What you have to do:
Word for word, copy the listing below and leave out its images.

Information provided:
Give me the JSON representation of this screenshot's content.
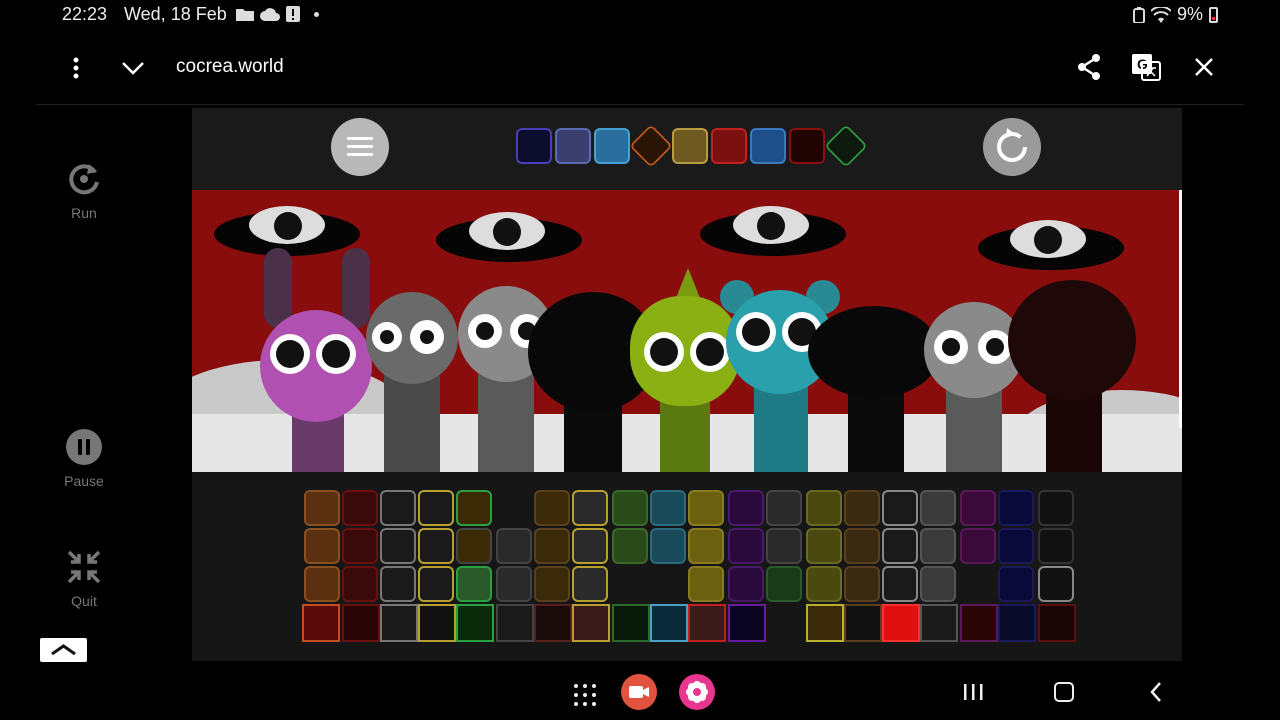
{
  "status_bar": {
    "time": "22:23",
    "date": "Wed, 18 Feb",
    "battery": "9%",
    "icons": [
      "folder-icon",
      "cloud-icon",
      "alert-icon",
      "dot-icon",
      "battery-saver-icon",
      "wifi-icon",
      "battery-icon"
    ]
  },
  "browser": {
    "url": "cocrea.world",
    "icons": [
      "more-vert-icon",
      "chevron-down-icon",
      "share-icon",
      "translate-icon",
      "close-icon"
    ]
  },
  "side_panel": {
    "run_label": "Run",
    "pause_label": "Pause",
    "quit_label": "Quit"
  },
  "game": {
    "menu_button_icon": "hamburger-icon",
    "reset_button_icon": "reset-icon",
    "bonus_count": 9,
    "tray_rows": 4
  },
  "colors": {
    "stage_bg": "#8a0d0d",
    "game_bg": "#1c1c1c",
    "record_button": "#e2533f",
    "flower_button": "#e8368f"
  }
}
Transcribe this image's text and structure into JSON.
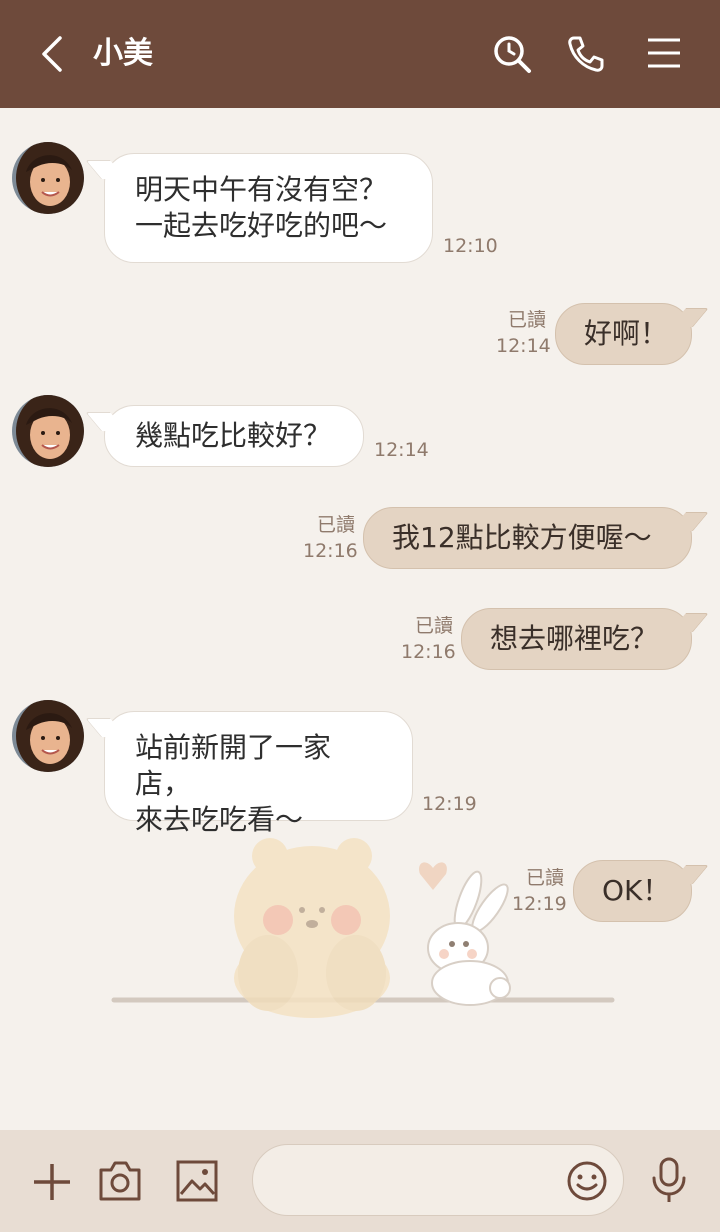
{
  "header": {
    "title": "小美",
    "back_icon": "chevron-left-icon",
    "search_icon": "search-icon",
    "call_icon": "phone-icon",
    "menu_icon": "menu-icon"
  },
  "messages": [
    {
      "side": "in",
      "text": "明天中午有沒有空？\n一起去吃好吃的吧～",
      "time": "12:10"
    },
    {
      "side": "out",
      "text": "好啊！",
      "read": "已讀",
      "time": "12:14"
    },
    {
      "side": "in",
      "text": "幾點吃比較好？",
      "time": "12:14"
    },
    {
      "side": "out",
      "text": "我12點比較方便喔～",
      "read": "已讀",
      "time": "12:16"
    },
    {
      "side": "out",
      "text": "想去哪裡吃？",
      "read": "已讀",
      "time": "12:16"
    },
    {
      "side": "in",
      "text": "站前新開了一家店，\n來去吃吃看～",
      "time": "12:19"
    },
    {
      "side": "out",
      "text": "OK！",
      "read": "已讀",
      "time": "12:19"
    }
  ],
  "footer": {
    "plus_icon": "plus-icon",
    "camera_icon": "camera-icon",
    "image_icon": "image-icon",
    "input_value": "",
    "emoji_icon": "emoji-icon",
    "mic_icon": "microphone-icon"
  },
  "colors": {
    "header_bg": "#6e4a3b",
    "chat_bg": "#f5f1ec",
    "outgoing_bubble": "#e4d4c3",
    "incoming_bubble": "#ffffff",
    "footer_bg": "#e8ddd3"
  }
}
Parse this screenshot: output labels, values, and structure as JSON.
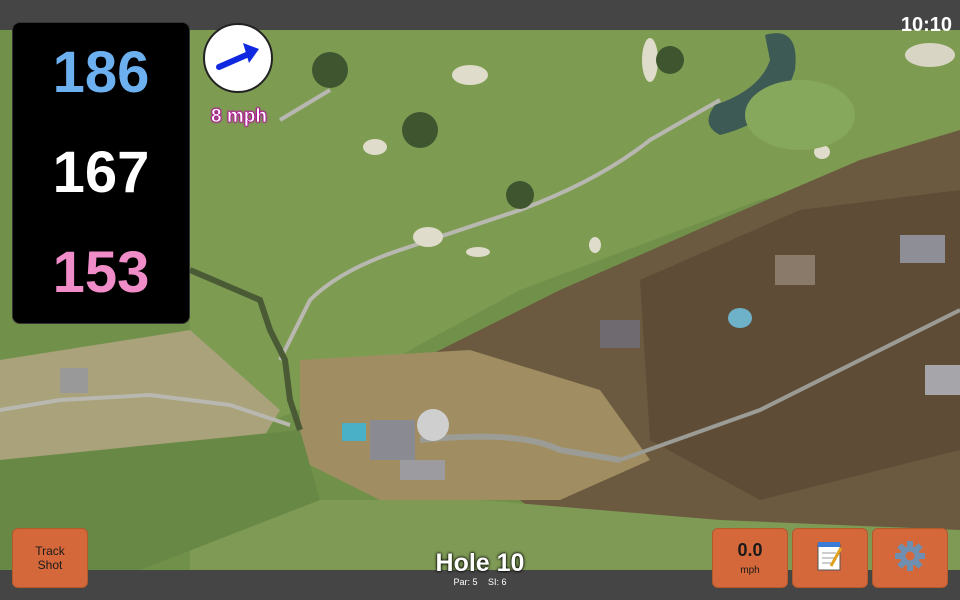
{
  "clock": "10:10",
  "yardages": {
    "back": "186",
    "middle": "167",
    "front": "153"
  },
  "wind": {
    "speed": "8 mph",
    "icon": "wind-arrow-icon"
  },
  "track_shot": {
    "line1": "Track",
    "line2": "Shot"
  },
  "speed_button": {
    "value": "0.0",
    "unit": "mph"
  },
  "notes_button": {
    "icon": "notepad-icon"
  },
  "settings_button": {
    "icon": "gear-icon"
  },
  "hole": {
    "title": "Hole 10",
    "par": "Par: 5",
    "si": "SI: 6"
  },
  "colors": {
    "back": "#6cb0f0",
    "middle": "#ffffff",
    "front": "#f08cc8",
    "button": "#d4683a"
  }
}
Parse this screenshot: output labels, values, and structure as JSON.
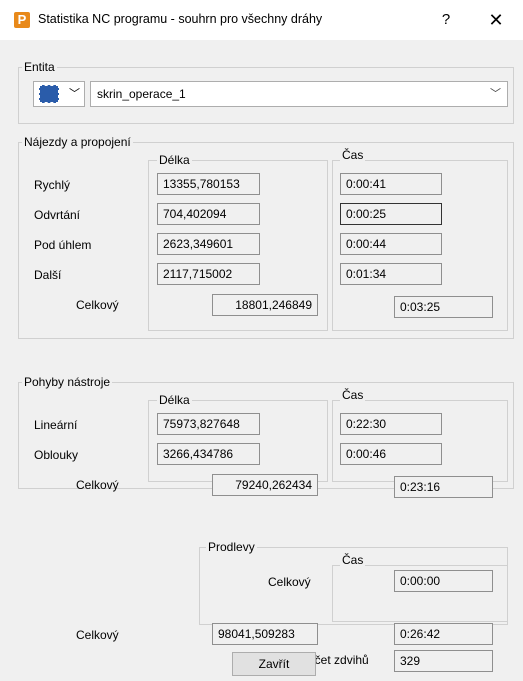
{
  "window": {
    "title": "Statistika NC programu - souhrn pro všechny dráhy",
    "help_label": "?",
    "close_label": "✕",
    "app_icon_letter": "P"
  },
  "entity": {
    "group_label": "Entita",
    "type_icon": "toolpath-icon",
    "selected": "skrin_operace_1"
  },
  "moves": {
    "group_label": "Nájezdy a propojení",
    "length_header": "Délka",
    "time_header": "Čas",
    "rows": [
      {
        "label": "Rychlý",
        "length": "13355,780153",
        "time": "0:00:41"
      },
      {
        "label": "Odvrtání",
        "length": "704,402094",
        "time": "0:00:25"
      },
      {
        "label": "Pod úhlem",
        "length": "2623,349601",
        "time": "0:00:44"
      },
      {
        "label": "Další",
        "length": "2117,715002",
        "time": "0:01:34"
      }
    ],
    "total_label": "Celkový",
    "total_length": "18801,246849",
    "total_time": "0:03:25"
  },
  "tool": {
    "group_label": "Pohyby nástroje",
    "length_header": "Délka",
    "time_header": "Čas",
    "rows": [
      {
        "label": "Lineární",
        "length": "75973,827648",
        "time": "0:22:30"
      },
      {
        "label": "Oblouky",
        "length": "3266,434786",
        "time": "0:00:46"
      }
    ],
    "total_label": "Celkový",
    "total_length": "79240,262434",
    "total_time": "0:23:16"
  },
  "dwell": {
    "group_label": "Prodlevy",
    "time_header": "Čas",
    "total_label": "Celkový",
    "total_time": "0:00:00"
  },
  "summary": {
    "total_label": "Celkový",
    "total_length": "98041,509283",
    "total_time": "0:26:42",
    "lifts_label": "Počet zdvihů",
    "lifts_value": "329"
  },
  "close_button": "Zavřít"
}
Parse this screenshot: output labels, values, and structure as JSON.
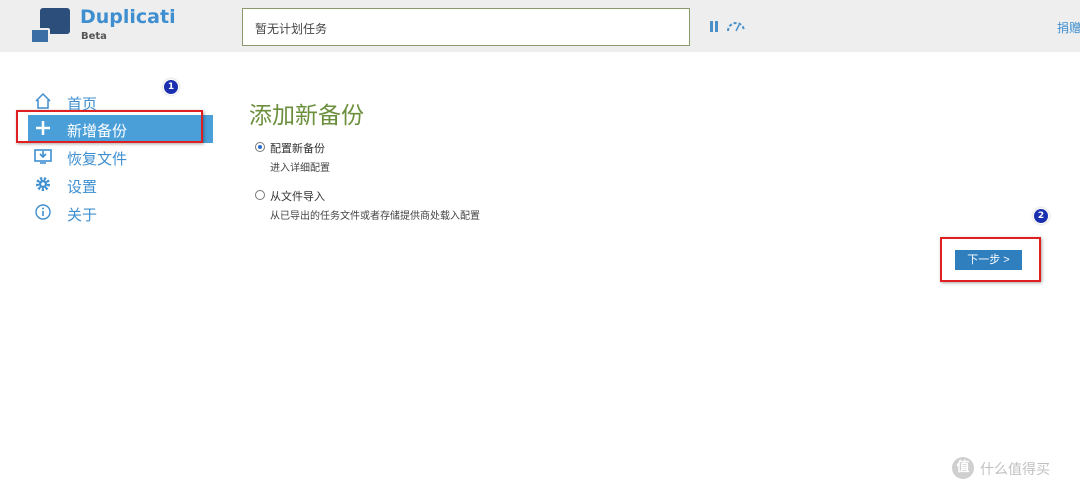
{
  "header": {
    "app_name": "Duplicati",
    "app_sub": "Beta",
    "status_text": "暂无计划任务",
    "donate_label": "捐赠"
  },
  "sidebar": {
    "items": [
      {
        "label": "首页",
        "icon": "home-icon"
      },
      {
        "label": "新增备份",
        "icon": "plus-icon",
        "active": true
      },
      {
        "label": "恢复文件",
        "icon": "restore-icon"
      },
      {
        "label": "设置",
        "icon": "gear-icon"
      },
      {
        "label": "关于",
        "icon": "info-icon"
      }
    ]
  },
  "main": {
    "title": "添加新备份",
    "options": [
      {
        "title": "配置新备份",
        "desc": "进入详细配置",
        "checked": true
      },
      {
        "title": "从文件导入",
        "desc": "从已导出的任务文件或者存储提供商处载入配置",
        "checked": false
      }
    ],
    "next_label": "下一步 >"
  },
  "annotations": {
    "badge1": "1",
    "badge2": "2"
  },
  "watermark": {
    "logo": "值",
    "text": "什么值得买"
  },
  "colors": {
    "accent": "#3f8fd0",
    "active_bg": "#4a9fd8",
    "title_green": "#6b8f3c",
    "highlight_red": "#e02020",
    "badge_blue": "#1a2fb0"
  }
}
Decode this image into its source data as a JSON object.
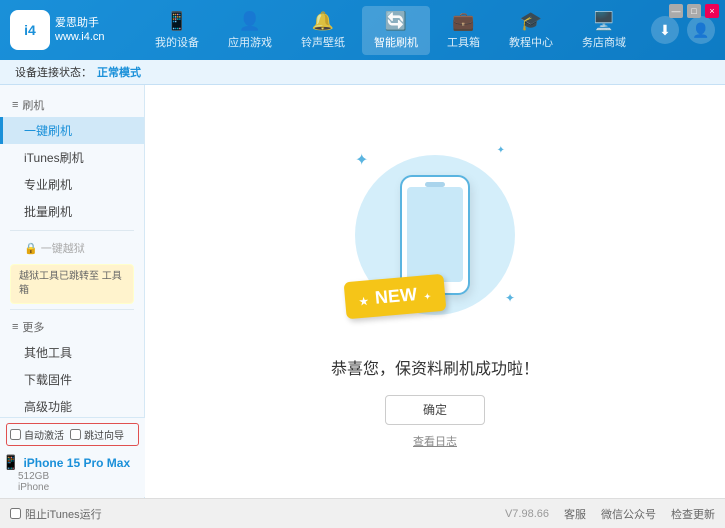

Exercise response:
Give me the JSON representation of this screenshot's content.
{
  "status_bar": {
    "time": "22:23",
    "date": "Wed, 18 Feb",
    "battery": "9%",
    "icons": [
      "folder-icon",
      "cloud-icon",
      "alert-icon",
      "dot-icon",
      "battery-saver-icon",
      "wifi-icon",
      "battery-icon"
    ]
  },
  "browser": {
    "url": "cocrea.world",
    "icons": [
      "more-vert-icon",
      "chevron-down-icon",
      "share-icon",
      "translate-icon",
      "close-icon"
    ]
  },
  "side_panel": {
    "run_label": "Run",
    "pause_label": "Pause",
    "quit_label": "Quit"
  },
  "game": {
    "menu_button_icon": "hamburger-icon",
    "reset_button_icon": "reset-icon",
    "bonus_count": 9,
    "tray_rows": 4
  },
  "colors": {
    "stage_bg": "#8a0d0d",
    "game_bg": "#1c1c1c",
    "record_button": "#e2533f",
    "flower_button": "#e8368f"
  }
}
Transcribe this image's text and structure into JSON.
{
  "header": {
    "title": "小美",
    "back_icon": "chevron-left-icon",
    "search_icon": "search-icon",
    "call_icon": "phone-icon",
    "menu_icon": "menu-icon"
  },
  "messages": [
    {
      "side": "in",
      "text": "明天中午有沒有空？\n一起去吃好吃的吧～",
      "time": "12:10"
    },
    {
      "side": "out",
      "text": "好啊！",
      "read": "已讀",
      "time": "12:14"
    },
    {
      "side": "in",
      "text": "幾點吃比較好？",
      "time": "12:14"
    },
    {
      "side": "out",
      "text": "我12點比較方便喔～",
      "read": "已讀",
      "time": "12:16"
    },
    {
      "side": "out",
      "text": "想去哪裡吃？",
      "read": "已讀",
      "time": "12:16"
    },
    {
      "side": "in",
      "text": "站前新開了一家店，\n來去吃吃看～",
      "time": "12:19"
    },
    {
      "side": "out",
      "text": "OK！",
      "read": "已讀",
      "time": "12:19"
    }
  ],
  "footer": {
    "plus_icon": "plus-icon",
    "camera_icon": "camera-icon",
    "image_icon": "image-icon",
    "input_value": "",
    "emoji_icon": "emoji-icon",
    "mic_icon": "microphone-icon"
  },
  "colors": {
    "header_bg": "#6e4a3b",
    "chat_bg": "#f5f1ec",
    "outgoing_bubble": "#e4d4c3",
    "incoming_bubble": "#ffffff",
    "footer_bg": "#e8ddd3"
  }
}
Parse this screenshot: output labels, values, and structure as JSON.
{
  "clock": "10:10",
  "yardages": {
    "back": "186",
    "middle": "167",
    "front": "153"
  },
  "wind": {
    "speed": "8 mph",
    "icon": "wind-arrow-icon"
  },
  "track_shot": {
    "line1": "Track",
    "line2": "Shot"
  },
  "speed_button": {
    "value": "0.0",
    "unit": "mph"
  },
  "notes_button": {
    "icon": "notepad-icon"
  },
  "settings_button": {
    "icon": "gear-icon"
  },
  "hole": {
    "title": "Hole 10",
    "par": "Par: 5",
    "si": "SI: 6"
  },
  "colors": {
    "back": "#6cb0f0",
    "middle": "#ffffff",
    "front": "#f08cc8",
    "button": "#d4683a"
  }
}
Parse this screenshot: output labels, values, and structure as JSON.
{
  "window": {
    "title": "Statistika NC programu - souhrn pro všechny dráhy",
    "help_label": "?",
    "close_label": "✕",
    "app_icon_letter": "P"
  },
  "entity": {
    "group_label": "Entita",
    "type_icon": "toolpath-icon",
    "selected": "skrin_operace_1"
  },
  "moves": {
    "group_label": "Nájezdy a propojení",
    "length_header": "Délka",
    "time_header": "Čas",
    "rows": [
      {
        "label": "Rychlý",
        "length": "13355,780153",
        "time": "0:00:41"
      },
      {
        "label": "Odvrtání",
        "length": "704,402094",
        "time": "0:00:25"
      },
      {
        "label": "Pod úhlem",
        "length": "2623,349601",
        "time": "0:00:44"
      },
      {
        "label": "Další",
        "length": "2117,715002",
        "time": "0:01:34"
      }
    ],
    "total_label": "Celkový",
    "total_length": "18801,246849",
    "total_time": "0:03:25"
  },
  "tool": {
    "group_label": "Pohyby nástroje",
    "length_header": "Délka",
    "time_header": "Čas",
    "rows": [
      {
        "label": "Lineární",
        "length": "75973,827648",
        "time": "0:22:30"
      },
      {
        "label": "Oblouky",
        "length": "3266,434786",
        "time": "0:00:46"
      }
    ],
    "total_label": "Celkový",
    "total_length": "79240,262434",
    "total_time": "0:23:16"
  },
  "dwell": {
    "group_label": "Prodlevy",
    "time_header": "Čas",
    "total_label": "Celkový",
    "total_time": "0:00:00"
  },
  "summary": {
    "total_label": "Celkový",
    "total_length": "98041,509283",
    "total_time": "0:26:42",
    "lifts_label": "Počet zdvihů",
    "lifts_value": "329"
  },
  "close_button": "Zavřít"
}
Parse this screenshot: output labels, values, and structure as JSON.
{
  "header": {
    "app_name": "Duplicati",
    "app_sub": "Beta",
    "status_text": "暂无计划任务",
    "donate_label": "捐赠"
  },
  "sidebar": {
    "items": [
      {
        "label": "首页",
        "icon": "home-icon"
      },
      {
        "label": "新增备份",
        "icon": "plus-icon",
        "active": true
      },
      {
        "label": "恢复文件",
        "icon": "restore-icon"
      },
      {
        "label": "设置",
        "icon": "gear-icon"
      },
      {
        "label": "关于",
        "icon": "info-icon"
      }
    ]
  },
  "main": {
    "title": "添加新备份",
    "options": [
      {
        "title": "配置新备份",
        "desc": "进入详细配置",
        "checked": true
      },
      {
        "title": "从文件导入",
        "desc": "从已导出的任务文件或者存储提供商处载入配置",
        "checked": false
      }
    ],
    "next_label": "下一步 >"
  },
  "annotations": {
    "badge1": "1",
    "badge2": "2"
  },
  "watermark": {
    "logo": "值",
    "text": "什么值得买"
  },
  "colors": {
    "accent": "#3f8fd0",
    "active_bg": "#4a9fd8",
    "title_green": "#6b8f3c",
    "highlight_red": "#e02020",
    "badge_blue": "#1a2fb0"
  }
}
Decode this image into its source data as a JSON object.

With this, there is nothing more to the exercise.